Facebook successfully tests drone to improve Internet access

Posted Jul 2, 2017 by Tim Sandle
With the aim of bringing the Internet to remote parts of the world, Facebook has successfully tested out a solar powered drone called Aquila.
The Aquila drone  being tested by Facebook. Aquila’s wingspan is wider than a Boeing 737  but it w...
The Aquila drone, being tested by Facebook. Aquila’s wingspan is wider than a Boeing 737, but it weighs less than 455 kg (1,000 pounds). To stay aloft, Aquila’s solar panels collect power during the day and stores enough in a battery for the dark hours.
Aquila was tested out in a remote part of Arizona, where it successfully flew for 106 minutes.
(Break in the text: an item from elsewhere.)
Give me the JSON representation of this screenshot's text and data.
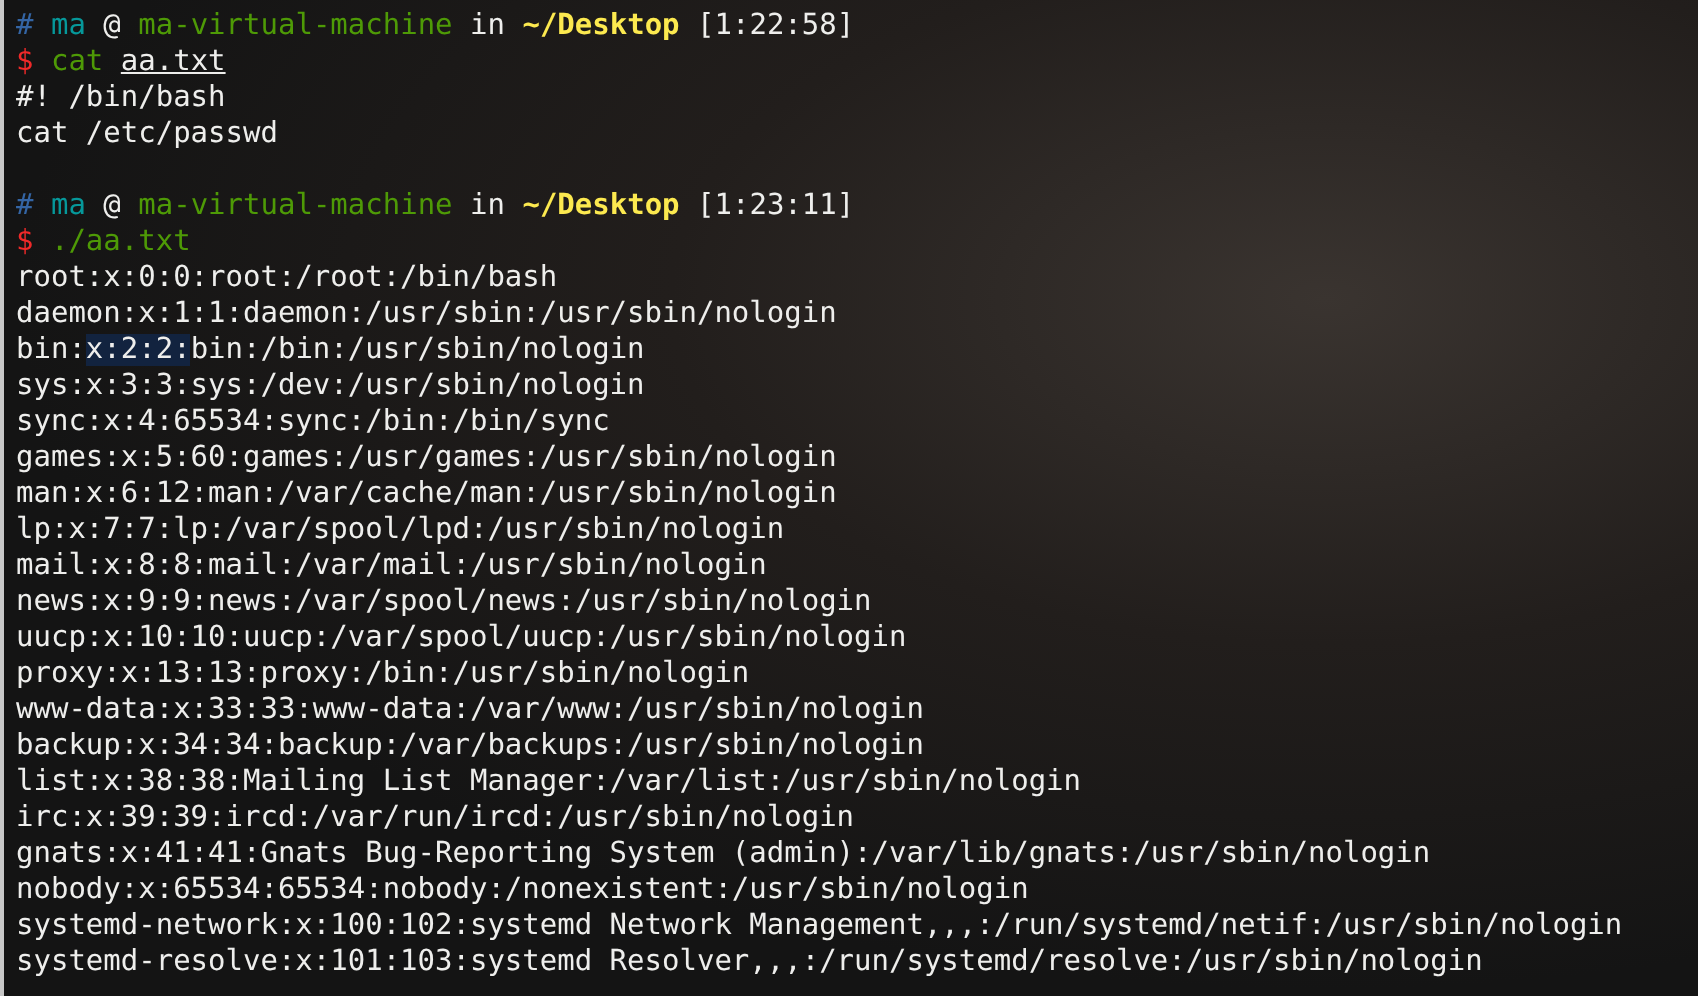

The drone spent most of the time at an altitude of 3,000 feet (Facebook ultimately plans to have the drone fly at far higher height, of 60,000 feet, which is considered optimal for Internet beaming). The launch, flying and safe landing of the drone was successful, unlike previous test where the drone crashed after a short period in flight.
The reason why the drone is being tested is help make the world an interconnected space. As Facebook's Martin Luis Gomez and Andrew Cox state: "Today 1.6 billion people live in regions that don't have access to a mobile broadband network. Connecting these remote parts of the world with existing technologies such as buried optical fiber or microwave links on towers is often cost-prohibitive."
To overcome such obstacles, Facebook is designing what will become a fleet of solar-powered aircraft called Aquila. When fully operational, these high-altitude drones will remain airborne for up to 90 days at a time. In flight the craft will beam broadband coverage to a 60-mile-wide area on the ground.
Aquila facts:
Aquila has a wingspan wider than a Boeing 737.
The craft is lighter than 1,000 pounds.
It uses just about 5,000 W of power at cruising altitude, with the power collected by solar panels.
The craft can fly up to 80 miles per hour.
Aquila is designed to be operate at high, cold altitudes and lower, warmer altitudes.
According to Tech Crunch the purpose of the recent test launch was to gather data, specifically to help the Facebook's engineers to adjust the models they use to predict energy usage and optimize battery and solar system design. The flight was deemed as success, with Martin Luis Gomez telling the BBC the drone had suffered "a few minor, easily repairable dings".